** Assignment **
With no edits of any kind, print each record that follows.

** Data under study **
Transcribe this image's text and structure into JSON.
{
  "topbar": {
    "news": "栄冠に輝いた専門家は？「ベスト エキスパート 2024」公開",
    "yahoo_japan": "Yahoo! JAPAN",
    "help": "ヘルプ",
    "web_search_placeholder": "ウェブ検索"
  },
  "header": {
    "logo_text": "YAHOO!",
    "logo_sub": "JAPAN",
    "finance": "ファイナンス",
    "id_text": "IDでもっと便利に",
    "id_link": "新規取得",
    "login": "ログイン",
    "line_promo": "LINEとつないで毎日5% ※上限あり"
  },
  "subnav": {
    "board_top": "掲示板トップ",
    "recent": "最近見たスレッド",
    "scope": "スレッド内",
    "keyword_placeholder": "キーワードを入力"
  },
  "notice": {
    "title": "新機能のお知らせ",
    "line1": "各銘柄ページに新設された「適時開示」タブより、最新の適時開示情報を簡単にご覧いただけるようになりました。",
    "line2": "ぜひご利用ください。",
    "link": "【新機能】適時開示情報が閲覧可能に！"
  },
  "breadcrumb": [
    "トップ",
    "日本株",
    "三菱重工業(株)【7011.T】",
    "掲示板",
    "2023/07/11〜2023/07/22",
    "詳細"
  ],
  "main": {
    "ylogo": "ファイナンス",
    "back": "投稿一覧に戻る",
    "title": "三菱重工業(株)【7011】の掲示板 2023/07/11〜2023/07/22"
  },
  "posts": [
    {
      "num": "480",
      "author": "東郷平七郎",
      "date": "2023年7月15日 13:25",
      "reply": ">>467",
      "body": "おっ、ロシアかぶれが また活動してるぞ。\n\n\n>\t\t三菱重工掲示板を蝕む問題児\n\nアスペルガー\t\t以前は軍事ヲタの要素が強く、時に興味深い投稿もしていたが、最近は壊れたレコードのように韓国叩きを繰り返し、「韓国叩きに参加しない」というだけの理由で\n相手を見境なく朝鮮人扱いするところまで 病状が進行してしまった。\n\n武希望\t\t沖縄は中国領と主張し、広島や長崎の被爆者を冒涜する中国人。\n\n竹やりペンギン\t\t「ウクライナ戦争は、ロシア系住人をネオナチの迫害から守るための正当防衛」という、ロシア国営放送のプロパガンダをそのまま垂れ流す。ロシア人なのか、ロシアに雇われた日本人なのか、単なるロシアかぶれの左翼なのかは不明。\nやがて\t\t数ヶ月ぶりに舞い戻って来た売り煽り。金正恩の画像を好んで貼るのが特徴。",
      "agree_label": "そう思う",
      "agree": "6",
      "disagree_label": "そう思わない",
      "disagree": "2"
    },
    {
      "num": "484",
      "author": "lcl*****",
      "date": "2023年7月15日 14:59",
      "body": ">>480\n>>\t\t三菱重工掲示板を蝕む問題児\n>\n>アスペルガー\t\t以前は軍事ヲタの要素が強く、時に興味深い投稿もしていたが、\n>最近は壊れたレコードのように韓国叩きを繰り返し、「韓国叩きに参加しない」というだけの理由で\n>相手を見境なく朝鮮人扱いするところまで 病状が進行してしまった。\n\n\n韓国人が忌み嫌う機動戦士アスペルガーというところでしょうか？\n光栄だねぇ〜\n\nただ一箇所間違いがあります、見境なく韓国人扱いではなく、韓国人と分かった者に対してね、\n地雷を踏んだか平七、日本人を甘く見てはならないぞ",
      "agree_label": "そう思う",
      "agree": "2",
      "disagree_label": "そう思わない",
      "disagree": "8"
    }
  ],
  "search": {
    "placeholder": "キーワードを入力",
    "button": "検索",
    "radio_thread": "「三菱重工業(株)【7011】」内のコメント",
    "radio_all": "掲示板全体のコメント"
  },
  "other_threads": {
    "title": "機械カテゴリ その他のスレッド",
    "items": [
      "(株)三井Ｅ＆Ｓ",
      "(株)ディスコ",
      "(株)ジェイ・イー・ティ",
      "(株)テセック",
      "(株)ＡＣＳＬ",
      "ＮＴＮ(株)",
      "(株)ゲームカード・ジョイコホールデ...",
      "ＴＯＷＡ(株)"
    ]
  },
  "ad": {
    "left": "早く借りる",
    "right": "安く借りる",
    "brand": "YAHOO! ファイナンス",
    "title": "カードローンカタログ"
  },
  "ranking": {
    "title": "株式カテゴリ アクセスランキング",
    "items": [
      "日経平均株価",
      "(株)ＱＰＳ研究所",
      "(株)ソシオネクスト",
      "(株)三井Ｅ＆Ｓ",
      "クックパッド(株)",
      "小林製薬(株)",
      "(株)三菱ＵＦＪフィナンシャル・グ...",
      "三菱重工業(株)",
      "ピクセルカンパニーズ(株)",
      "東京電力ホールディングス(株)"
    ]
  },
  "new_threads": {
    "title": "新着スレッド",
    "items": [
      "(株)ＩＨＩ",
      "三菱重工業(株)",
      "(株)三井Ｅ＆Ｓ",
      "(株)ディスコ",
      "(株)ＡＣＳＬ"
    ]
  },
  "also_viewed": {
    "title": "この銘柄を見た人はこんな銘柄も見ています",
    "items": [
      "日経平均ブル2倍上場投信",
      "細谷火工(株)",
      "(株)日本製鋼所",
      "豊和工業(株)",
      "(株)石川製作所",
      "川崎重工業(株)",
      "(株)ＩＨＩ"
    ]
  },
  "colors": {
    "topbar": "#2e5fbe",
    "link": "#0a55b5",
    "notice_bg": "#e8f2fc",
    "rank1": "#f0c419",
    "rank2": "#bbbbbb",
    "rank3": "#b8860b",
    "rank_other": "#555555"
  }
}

** Solution below **
Transcribe this image's text and structure into JSON.
{
  "topbar": {
    "news": "栄冠に輝いた専門家は？「ベスト エキスパート 2024」公開",
    "yahoo_japan": "Yahoo! JAPAN",
    "help": "ヘルプ",
    "web_search_placeholder": "ウェブ検索"
  },
  "header": {
    "logo_text": "YAHOO!",
    "logo_sub": "JAPAN",
    "finance": "ファイナンス",
    "id_text": "IDでもっと便利に",
    "id_link": "新規取得",
    "login": "ログイン",
    "line_promo": "LINEとつないで毎日5% ※上限あり"
  },
  "subnav": {
    "board_top": "掲示板トップ",
    "recent": "最近見たスレッド",
    "scope": "スレッド内",
    "keyword_placeholder": "キーワードを入力"
  },
  "notice": {
    "title": "新機能のお知らせ",
    "line1": "各銘柄ページに新設された「適時開示」タブより、最新の適時開示情報を簡単にご覧いただけるようになりました。",
    "line2": "ぜひご利用ください。",
    "link": "【新機能】適時開示情報が閲覧可能に！"
  },
  "breadcrumb": [
    "トップ",
    "日本株",
    "三菱重工業(株)【7011.T】",
    "掲示板",
    "2023/07/11〜2023/07/22",
    "詳細"
  ],
  "main": {
    "ylogo": "ファイナンス",
    "back": "投稿一覧に戻る",
    "title": "三菱重工業(株)【7011】の掲示板 2023/07/11〜2023/07/22"
  },
  "posts": [
    {
      "num": "480",
      "author": "東郷平七郎",
      "date": "2023年7月15日 13:25",
      "reply": ">>467",
      "body": "おっ、ロシアかぶれが また活動してるぞ。\n\n\n>\t\t三菱重工掲示板を蝕む問題児\n\nアスペルガー\t\t以前は軍事ヲタの要素が強く、時に興味深い投稿もしていたが、最近は壊れたレコードのように韓国叩きを繰り返し、「韓国叩きに参加しない」というだけの理由で\n相手を見境なく朝鮮人扱いするところまで 病状が進行してしまった。\n\n武希望\t\t沖縄は中国領と主張し、広島や長崎の被爆者を冒涜する中国人。\n\n竹やりペンギン\t\t「ウクライナ戦争は、ロシア系住人をネオナチの迫害から守るための正当防衛」という、ロシア国営放送のプロパガンダをそのまま垂れ流す。ロシア人なのか、ロシアに雇われた日本人なのか、単なるロシアかぶれの左翼なのかは不明。\nやがて\t\t数ヶ月ぶりに舞い戻って来た売り煽り。金正恩の画像を好んで貼るのが特徴。",
      "agree_label": "そう思う",
      "agree": "6",
      "disagree_label": "そう思わない",
      "disagree": "2"
    },
    {
      "num": "484",
      "author": "lcl*****",
      "date": "2023年7月15日 14:59",
      "body": ">>480\n>>\t\t三菱重工掲示板を蝕む問題児\n>\n>アスペルガー\t\t以前は軍事ヲタの要素が強く、時に興味深い投稿もしていたが、\n>最近は壊れたレコードのように韓国叩きを繰り返し、「韓国叩きに参加しない」というだけの理由で\n>相手を見境なく朝鮮人扱いするところまで 病状が進行してしまった。\n\n\n韓国人が忌み嫌う機動戦士アスペルガーというところでしょうか？\n光栄だねぇ〜\n\nただ一箇所間違いがあります、見境なく韓国人扱いではなく、韓国人と分かった者に対してね、\n地雷を踏んだか平七、日本人を甘く見てはならないぞ",
      "agree_label": "そう思う",
      "agree": "2",
      "disagree_label": "そう思わない",
      "disagree": "8"
    }
  ],
  "search": {
    "placeholder": "キーワードを入力",
    "button": "検索",
    "radio_thread": "「三菱重工業(株)【7011】」内のコメント",
    "radio_all": "掲示板全体のコメント"
  },
  "other_threads": {
    "title": "機械カテゴリ その他のスレッド",
    "items": [
      "(株)三井Ｅ＆Ｓ",
      "(株)ディスコ",
      "(株)ジェイ・イー・ティ",
      "(株)テセック",
      "(株)ＡＣＳＬ",
      "ＮＴＮ(株)",
      "(株)ゲームカード・ジョイコホールデ...",
      "ＴＯＷＡ(株)"
    ]
  },
  "ad": {
    "left": "早く借りる",
    "right": "安く借りる",
    "brand": "YAHOO! ファイナンス",
    "title": "カードローンカタログ"
  },
  "ranking": {
    "title": "株式カテゴリ アクセスランキング",
    "items": [
      "日経平均株価",
      "(株)ＱＰＳ研究所",
      "(株)ソシオネクスト",
      "(株)三井Ｅ＆Ｓ",
      "クックパッド(株)",
      "小林製薬(株)",
      "(株)三菱ＵＦＪフィナンシャル・グ...",
      "三菱重工業(株)",
      "ピクセルカンパニーズ(株)",
      "東京電力ホールディングス(株)"
    ]
  },
  "new_threads": {
    "title": "新着スレッド",
    "items": [
      "(株)ＩＨＩ",
      "三菱重工業(株)",
      "(株)三井Ｅ＆Ｓ",
      "(株)ディスコ",
      "(株)ＡＣＳＬ"
    ]
  },
  "also_viewed": {
    "title": "この銘柄を見た人はこんな銘柄も見ています",
    "items": [
      "日経平均ブル2倍上場投信",
      "細谷火工(株)",
      "(株)日本製鋼所",
      "豊和工業(株)",
      "(株)石川製作所",
      "川崎重工業(株)",
      "(株)ＩＨＩ"
    ]
  },
  "colors": {
    "topbar": "#2e5fbe",
    "link": "#0a55b5",
    "notice_bg": "#e8f2fc",
    "rank1": "#f0c419",
    "rank2": "#bbbbbb",
    "rank3": "#b8860b",
    "rank_other": "#555555"
  }
}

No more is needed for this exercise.